The name “pickleball” garners odd reactions. However, within that same conversation, you’re also probably explaining that pickleball is one of the fastest-growing sports in North America. Amirite? Well, folks, it’s true, pickleball is a very popular sport but what exactly makes it so addicting??
First of all, it’s a game that can be played with immediate success. Unlike some other sports that require eye-hand coordination or can be hard to maintain a rally, it’s quite easy to hit a pickleball ball over the net, creating a rally situation. The feeling of instant success on a pickleball court makes one curious to know more about the game. What are the rules? How many points are in a game? Where can I play regularly?
The wonderful thing about pickleball is that you can burn a good amount of calories and barely even notice because you’re having so much fun. In pickleball, it’s common for a player to spend many hours playing without noticing yet at the end of the day they leave sweaty and exhausted. Social media has been great in allowing people to post their progress on losing inches and pounds as a result of playing pickleball.
Playing pickleball is not going to break the bank in comparisons to some sports like golf or hockey. Paddles range from $50-$200+ CAD and balls are about $15 CAD for a 3-pack. Drop-in fees range between $0-$10. For the player who participates in the “average” amount of 2 times per week, for approximately 3 hours each time (6 hours total per week) a paddle could last 2 years, which works out to “dirt cheap” in terms of sporting equipment expenses. Of course, factoring in shoes, apparel, and travel expenses the numbers jump a bit, but it’s still a very affordable sport to invest in.

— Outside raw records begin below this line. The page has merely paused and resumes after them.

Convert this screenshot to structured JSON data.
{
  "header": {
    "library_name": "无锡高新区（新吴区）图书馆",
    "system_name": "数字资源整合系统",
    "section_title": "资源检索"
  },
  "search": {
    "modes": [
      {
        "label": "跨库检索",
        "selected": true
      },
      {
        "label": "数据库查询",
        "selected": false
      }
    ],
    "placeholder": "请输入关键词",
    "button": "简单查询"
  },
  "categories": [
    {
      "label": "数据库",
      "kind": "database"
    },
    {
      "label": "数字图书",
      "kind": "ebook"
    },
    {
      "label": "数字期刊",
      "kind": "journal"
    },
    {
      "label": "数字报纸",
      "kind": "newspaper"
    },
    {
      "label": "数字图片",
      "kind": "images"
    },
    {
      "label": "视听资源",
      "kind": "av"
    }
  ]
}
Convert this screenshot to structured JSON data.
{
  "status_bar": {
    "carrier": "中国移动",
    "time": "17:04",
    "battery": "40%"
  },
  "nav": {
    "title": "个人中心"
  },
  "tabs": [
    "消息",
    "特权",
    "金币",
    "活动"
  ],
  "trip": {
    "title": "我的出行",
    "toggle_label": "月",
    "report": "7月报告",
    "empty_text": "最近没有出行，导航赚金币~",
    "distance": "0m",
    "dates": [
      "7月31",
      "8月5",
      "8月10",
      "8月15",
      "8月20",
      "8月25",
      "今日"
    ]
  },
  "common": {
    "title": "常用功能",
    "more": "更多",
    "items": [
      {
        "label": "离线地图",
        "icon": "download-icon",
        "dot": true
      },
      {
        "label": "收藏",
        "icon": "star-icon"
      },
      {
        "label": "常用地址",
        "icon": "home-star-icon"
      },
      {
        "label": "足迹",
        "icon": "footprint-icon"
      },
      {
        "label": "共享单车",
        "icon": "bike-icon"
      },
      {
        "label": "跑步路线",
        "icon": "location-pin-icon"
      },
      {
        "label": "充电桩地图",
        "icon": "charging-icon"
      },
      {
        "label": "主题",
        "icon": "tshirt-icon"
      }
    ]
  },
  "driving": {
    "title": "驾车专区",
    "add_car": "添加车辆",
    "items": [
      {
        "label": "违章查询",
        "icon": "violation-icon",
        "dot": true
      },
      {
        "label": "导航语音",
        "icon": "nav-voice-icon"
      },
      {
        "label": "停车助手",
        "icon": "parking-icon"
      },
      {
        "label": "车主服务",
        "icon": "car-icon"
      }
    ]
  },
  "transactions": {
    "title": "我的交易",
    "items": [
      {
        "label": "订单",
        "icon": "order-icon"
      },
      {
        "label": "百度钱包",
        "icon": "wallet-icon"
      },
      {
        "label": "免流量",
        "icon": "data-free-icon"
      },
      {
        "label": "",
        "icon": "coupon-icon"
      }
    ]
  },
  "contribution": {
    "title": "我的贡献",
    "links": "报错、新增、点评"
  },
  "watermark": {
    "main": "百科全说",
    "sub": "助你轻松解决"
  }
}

It’s an exciting time to follow pickleball professionals. The game is changing to be faster and more dynamic. Live streaming and broadcasts make watching the sport more accessible. Because of the transferable skills between pickleball and racquet sports, more and more young tennis (or other racquet sport) players are entering the pro circuit as well. These athletes are changing the pace of the game and turning pickleball into a spectator sport.
The numbers don’t lie. The Sport and Fitness Industry Association reports that over 3 million people in the US play pickleball and 75,000 in Canada. Pickleball is accessible in local community centres, YMCAs, private racquet clubs and even in schools. Most drop-in formats are open to players of all levels, even total newbies and they often supply basic paddles and the pickleball balls. So, if you haven’t yet tried pickleball we recommend you do a quick google search or check out our article “Where to Play Pickleball in the GTA” and find pickleball near you!